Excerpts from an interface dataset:
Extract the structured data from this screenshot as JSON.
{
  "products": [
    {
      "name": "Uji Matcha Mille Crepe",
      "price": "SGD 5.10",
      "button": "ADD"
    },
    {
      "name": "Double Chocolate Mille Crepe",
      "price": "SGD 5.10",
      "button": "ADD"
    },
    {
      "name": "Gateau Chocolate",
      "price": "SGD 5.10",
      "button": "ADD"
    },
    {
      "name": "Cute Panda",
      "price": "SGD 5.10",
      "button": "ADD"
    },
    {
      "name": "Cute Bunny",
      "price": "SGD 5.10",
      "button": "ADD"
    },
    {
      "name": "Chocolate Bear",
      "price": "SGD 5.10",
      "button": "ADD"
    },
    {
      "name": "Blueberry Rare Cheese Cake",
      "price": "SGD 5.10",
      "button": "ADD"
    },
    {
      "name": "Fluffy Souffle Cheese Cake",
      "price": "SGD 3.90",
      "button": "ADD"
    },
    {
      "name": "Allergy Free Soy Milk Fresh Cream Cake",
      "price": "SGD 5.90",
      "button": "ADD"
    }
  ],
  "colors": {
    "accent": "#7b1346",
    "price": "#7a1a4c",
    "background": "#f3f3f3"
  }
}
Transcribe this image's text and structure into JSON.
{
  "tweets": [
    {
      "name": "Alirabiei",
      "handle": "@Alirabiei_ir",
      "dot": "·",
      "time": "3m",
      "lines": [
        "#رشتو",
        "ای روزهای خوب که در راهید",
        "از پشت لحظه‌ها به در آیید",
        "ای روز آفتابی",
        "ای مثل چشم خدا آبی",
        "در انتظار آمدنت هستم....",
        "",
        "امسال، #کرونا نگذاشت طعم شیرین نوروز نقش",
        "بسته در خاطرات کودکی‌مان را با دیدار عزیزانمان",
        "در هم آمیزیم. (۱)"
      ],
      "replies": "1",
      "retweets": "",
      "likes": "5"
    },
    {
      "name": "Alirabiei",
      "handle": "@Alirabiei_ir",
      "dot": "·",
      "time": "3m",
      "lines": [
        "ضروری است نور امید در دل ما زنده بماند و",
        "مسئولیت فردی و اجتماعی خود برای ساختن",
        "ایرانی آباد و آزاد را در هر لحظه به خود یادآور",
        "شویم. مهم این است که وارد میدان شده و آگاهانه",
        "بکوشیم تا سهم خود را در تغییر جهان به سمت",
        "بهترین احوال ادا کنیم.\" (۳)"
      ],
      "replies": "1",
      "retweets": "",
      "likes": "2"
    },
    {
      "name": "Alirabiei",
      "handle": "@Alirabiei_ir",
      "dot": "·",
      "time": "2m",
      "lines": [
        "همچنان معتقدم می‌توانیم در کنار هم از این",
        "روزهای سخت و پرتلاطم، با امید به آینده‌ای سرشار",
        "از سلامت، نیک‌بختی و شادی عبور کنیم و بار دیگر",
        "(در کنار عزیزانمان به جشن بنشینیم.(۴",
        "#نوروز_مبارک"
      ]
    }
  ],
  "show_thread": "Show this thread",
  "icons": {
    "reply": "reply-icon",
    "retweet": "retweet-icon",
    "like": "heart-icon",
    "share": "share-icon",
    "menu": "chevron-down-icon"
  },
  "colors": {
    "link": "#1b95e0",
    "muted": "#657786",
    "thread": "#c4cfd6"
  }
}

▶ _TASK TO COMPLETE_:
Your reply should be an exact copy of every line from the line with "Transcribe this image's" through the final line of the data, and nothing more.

▶ _EXPECTED ANSWER_:
Transcribe this image's text and structure into JSON.
{
  "tweets": [
    {
      "name": "Alirabiei",
      "handle": "@Alirabiei_ir",
      "dot": "·",
      "time": "3m",
      "lines": [
        "#رشتو",
        "ای روزهای خوب که در راهید",
        "از پشت لحظه‌ها به در آیید",
        "ای روز آفتابی",
        "ای مثل چشم خدا آبی",
        "در انتظار آمدنت هستم....",
        "",
        "امسال، #کرونا نگذاشت طعم شیرین نوروز نقش",
        "بسته در خاطرات کودکی‌مان را با دیدار عزیزانمان",
        "در هم آمیزیم. (۱)"
      ],
      "replies": "1",
      "retweets": "",
      "likes": "5"
    },
    {
      "name": "Alirabiei",
      "handle": "@Alirabiei_ir",
      "dot": "·",
      "time": "3m",
      "lines": [
        "ضروری است نور امید در دل ما زنده بماند و",
        "مسئولیت فردی و اجتماعی خود برای ساختن",
        "ایرانی آباد و آزاد را در هر لحظه به خود یادآور",
        "شویم. مهم این است که وارد میدان شده و آگاهانه",
        "بکوشیم تا سهم خود را در تغییر جهان به سمت",
        "بهترین احوال ادا کنیم.\" (۳)"
      ],
      "replies": "1",
      "retweets": "",
      "likes": "2"
    },
    {
      "name": "Alirabiei",
      "handle": "@Alirabiei_ir",
      "dot": "·",
      "time": "2m",
      "lines": [
        "همچنان معتقدم می‌توانیم در کنار هم از این",
        "روزهای سخت و پرتلاطم، با امید به آینده‌ای سرشار",
        "از سلامت، نیک‌بختی و شادی عبور کنیم و بار دیگر",
        "(در کنار عزیزانمان به جشن بنشینیم.(۴",
        "#نوروز_مبارک"
      ]
    }
  ],
  "show_thread": "Show this thread",
  "icons": {
    "reply": "reply-icon",
    "retweet": "retweet-icon",
    "like": "heart-icon",
    "share": "share-icon",
    "menu": "chevron-down-icon"
  },
  "colors": {
    "link": "#1b95e0",
    "muted": "#657786",
    "thread": "#c4cfd6"
  }
}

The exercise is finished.